The overall perspective of tropical cyclone risk can be complemented by the map of sea surface temperature from 17 May 2011, which shows hurricane alley, the Caribbean and Gulf as well as the eastern-east Pacific have already reached a thermocline that is favorable for cyclogenesis. This map of sea surface temperature is shown below:

The above sea surface temperature map [courtesy of NOAA] also shows the effect of the La Nina [ENSO] event still active off the coast of Peru, where the green and yellow color identify the much cooler waters of the La Nina event. The historical record has shown that a La Nina event creates an atmosphere-ocean environment that is more conducive toward tropical cyclone generation in the Atlantic basin.

Finally, I believe it is important to take a closer look at tropical activity over the eastern Pacific off the coasts of Central America and Mexico where a satellite image on 18 May 2011 shows several large cells of rain and storms and otherwise disturbed weather that are active in that region. This region of the Pacific has seen quite a bit of storm activity the same as the junction between Panama and northern South America (Colombia and Venezuela), which has resulted is repeated incidents of heavy rains and thnderstorms over most of the area over the past several weeks.

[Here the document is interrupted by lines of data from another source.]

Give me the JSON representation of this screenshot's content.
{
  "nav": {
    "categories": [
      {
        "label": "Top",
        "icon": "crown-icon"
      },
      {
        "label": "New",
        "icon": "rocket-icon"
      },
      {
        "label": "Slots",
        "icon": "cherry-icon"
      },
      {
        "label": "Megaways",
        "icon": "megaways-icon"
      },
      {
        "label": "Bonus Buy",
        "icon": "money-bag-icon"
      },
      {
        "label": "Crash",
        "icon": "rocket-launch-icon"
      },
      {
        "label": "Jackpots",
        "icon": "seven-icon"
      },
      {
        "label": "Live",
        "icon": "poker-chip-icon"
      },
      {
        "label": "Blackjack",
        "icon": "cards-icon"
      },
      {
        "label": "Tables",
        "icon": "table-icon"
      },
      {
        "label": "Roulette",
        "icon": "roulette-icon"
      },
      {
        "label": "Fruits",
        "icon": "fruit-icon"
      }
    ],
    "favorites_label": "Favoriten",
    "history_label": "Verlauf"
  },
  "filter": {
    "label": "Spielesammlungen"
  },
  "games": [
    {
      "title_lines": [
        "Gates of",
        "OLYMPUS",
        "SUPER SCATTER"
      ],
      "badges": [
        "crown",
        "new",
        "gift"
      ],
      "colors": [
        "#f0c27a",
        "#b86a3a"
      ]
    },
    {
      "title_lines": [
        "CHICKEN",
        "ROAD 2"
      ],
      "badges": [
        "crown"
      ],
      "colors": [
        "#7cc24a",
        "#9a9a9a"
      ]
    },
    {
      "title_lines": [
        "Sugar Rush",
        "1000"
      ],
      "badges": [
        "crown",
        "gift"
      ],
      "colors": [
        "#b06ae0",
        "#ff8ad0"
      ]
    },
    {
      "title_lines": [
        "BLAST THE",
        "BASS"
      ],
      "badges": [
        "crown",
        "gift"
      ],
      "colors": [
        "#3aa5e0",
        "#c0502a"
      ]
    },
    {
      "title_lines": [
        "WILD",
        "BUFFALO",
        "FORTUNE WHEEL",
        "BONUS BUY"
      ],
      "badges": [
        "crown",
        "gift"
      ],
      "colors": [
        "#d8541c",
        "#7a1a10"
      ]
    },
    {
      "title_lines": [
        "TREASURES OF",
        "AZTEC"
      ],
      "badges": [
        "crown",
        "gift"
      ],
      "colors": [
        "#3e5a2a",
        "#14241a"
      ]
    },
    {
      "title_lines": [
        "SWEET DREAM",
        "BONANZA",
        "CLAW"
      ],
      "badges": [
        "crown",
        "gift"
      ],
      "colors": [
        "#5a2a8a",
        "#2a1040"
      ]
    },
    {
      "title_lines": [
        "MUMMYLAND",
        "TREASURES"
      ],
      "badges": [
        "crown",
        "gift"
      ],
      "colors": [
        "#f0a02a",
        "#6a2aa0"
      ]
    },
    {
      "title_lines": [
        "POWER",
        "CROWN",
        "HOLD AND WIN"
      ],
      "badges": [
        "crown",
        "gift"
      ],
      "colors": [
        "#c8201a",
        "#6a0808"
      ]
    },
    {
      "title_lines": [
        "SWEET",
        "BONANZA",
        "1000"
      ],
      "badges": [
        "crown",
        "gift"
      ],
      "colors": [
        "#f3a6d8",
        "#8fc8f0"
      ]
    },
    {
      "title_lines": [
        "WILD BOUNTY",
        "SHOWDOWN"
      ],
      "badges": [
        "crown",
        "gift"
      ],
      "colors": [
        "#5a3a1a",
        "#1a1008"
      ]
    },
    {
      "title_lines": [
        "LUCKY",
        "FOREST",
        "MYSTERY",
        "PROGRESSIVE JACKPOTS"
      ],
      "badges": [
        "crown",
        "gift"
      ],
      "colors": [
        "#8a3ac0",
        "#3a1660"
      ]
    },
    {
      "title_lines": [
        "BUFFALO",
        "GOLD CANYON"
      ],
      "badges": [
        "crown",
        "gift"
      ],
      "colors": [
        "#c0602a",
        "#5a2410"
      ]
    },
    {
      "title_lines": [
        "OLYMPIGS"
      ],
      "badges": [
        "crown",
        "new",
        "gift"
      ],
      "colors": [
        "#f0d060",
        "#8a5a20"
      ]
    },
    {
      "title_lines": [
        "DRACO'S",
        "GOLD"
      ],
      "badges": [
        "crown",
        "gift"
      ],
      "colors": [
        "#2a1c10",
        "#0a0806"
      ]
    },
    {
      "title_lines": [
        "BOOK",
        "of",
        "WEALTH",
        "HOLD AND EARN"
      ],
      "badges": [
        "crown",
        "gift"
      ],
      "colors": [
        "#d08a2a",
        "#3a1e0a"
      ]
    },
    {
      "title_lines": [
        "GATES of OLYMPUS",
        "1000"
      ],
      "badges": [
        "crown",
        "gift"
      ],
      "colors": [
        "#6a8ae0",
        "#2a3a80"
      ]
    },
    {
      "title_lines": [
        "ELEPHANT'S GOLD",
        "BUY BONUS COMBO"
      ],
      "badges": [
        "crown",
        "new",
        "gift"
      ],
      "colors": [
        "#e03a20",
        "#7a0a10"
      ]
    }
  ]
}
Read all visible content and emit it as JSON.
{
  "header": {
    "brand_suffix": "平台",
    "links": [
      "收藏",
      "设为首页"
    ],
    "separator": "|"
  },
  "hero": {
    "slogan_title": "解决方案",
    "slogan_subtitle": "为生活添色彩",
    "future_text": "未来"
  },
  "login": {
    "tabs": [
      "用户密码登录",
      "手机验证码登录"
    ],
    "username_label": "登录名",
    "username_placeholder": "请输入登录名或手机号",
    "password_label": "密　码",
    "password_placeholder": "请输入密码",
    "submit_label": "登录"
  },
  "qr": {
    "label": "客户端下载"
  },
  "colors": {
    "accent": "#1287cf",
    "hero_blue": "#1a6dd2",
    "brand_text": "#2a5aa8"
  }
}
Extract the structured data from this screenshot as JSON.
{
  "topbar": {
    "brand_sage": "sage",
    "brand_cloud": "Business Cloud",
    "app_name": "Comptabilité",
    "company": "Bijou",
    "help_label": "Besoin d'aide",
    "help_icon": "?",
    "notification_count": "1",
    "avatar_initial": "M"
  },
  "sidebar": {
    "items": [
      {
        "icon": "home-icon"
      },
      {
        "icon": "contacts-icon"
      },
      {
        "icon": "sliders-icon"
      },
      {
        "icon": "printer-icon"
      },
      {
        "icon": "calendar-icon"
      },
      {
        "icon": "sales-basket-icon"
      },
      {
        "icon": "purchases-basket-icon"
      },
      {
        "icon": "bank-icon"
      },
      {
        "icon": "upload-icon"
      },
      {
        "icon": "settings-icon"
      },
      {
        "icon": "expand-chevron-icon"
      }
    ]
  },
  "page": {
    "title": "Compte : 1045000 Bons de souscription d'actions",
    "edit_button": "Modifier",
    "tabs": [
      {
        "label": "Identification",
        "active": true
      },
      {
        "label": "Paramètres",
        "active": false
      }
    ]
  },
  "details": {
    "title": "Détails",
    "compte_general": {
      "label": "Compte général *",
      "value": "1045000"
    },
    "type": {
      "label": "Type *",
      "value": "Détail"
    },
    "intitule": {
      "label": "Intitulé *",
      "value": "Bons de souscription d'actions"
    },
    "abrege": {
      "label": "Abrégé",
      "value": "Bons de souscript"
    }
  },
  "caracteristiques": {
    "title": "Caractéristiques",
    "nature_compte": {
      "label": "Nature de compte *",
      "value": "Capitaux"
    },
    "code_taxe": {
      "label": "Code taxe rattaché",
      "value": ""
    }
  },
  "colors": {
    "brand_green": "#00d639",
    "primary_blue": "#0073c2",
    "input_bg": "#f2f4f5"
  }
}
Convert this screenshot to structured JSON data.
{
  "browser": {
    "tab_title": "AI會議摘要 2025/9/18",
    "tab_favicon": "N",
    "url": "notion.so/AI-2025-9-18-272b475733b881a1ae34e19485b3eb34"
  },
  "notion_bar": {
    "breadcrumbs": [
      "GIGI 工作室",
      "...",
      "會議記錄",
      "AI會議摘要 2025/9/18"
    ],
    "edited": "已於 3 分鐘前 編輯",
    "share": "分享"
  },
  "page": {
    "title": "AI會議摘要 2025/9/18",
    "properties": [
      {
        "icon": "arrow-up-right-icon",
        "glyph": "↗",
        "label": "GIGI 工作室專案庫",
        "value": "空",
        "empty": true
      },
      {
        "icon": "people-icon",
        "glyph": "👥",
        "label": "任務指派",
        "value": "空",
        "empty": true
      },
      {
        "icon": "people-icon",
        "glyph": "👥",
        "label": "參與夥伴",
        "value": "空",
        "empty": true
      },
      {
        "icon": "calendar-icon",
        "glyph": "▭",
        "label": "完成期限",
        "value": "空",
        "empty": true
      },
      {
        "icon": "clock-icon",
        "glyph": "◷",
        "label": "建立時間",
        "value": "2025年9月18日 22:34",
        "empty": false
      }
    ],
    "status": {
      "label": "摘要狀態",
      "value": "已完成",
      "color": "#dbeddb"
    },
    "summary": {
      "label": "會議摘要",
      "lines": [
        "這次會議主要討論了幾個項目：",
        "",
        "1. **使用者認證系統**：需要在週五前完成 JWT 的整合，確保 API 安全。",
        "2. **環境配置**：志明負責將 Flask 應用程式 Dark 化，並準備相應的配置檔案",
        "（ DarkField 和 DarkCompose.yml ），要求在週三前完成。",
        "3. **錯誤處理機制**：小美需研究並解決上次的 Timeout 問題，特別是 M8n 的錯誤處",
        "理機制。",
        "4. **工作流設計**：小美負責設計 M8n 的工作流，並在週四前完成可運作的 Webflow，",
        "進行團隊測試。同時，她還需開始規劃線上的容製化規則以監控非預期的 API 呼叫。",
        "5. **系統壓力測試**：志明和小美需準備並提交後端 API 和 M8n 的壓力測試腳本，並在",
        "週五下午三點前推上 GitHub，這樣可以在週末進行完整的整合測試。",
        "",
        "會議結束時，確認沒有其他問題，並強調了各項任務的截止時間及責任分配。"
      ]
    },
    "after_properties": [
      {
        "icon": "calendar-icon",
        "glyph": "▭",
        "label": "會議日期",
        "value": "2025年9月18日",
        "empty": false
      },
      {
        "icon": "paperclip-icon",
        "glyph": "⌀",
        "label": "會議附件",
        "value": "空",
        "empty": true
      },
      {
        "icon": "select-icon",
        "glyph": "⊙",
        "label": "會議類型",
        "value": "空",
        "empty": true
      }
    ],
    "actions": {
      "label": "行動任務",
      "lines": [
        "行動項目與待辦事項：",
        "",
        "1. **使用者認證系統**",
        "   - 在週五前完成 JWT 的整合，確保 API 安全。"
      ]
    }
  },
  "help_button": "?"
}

This is a pattern that developed in 2010 driven by La Nina, which appears to be repeating in 2011. The satellite image that follows below, showing the eastern Pacific near Central America on 18 May 2011 illustrates the commentary made before:

With such widespread tropical activity, and so many of the triggers for tropical cyclone development already present in these basins, i.e.: warm and warming surface waters, tropical waves and areas of disturbed weather, areas of low atmospheric pressure etc., it is clear possible tropical cyclone development may occur at any time from now on, so it becomes imperative we remain prepared, pay attention and continue to practice mitigation!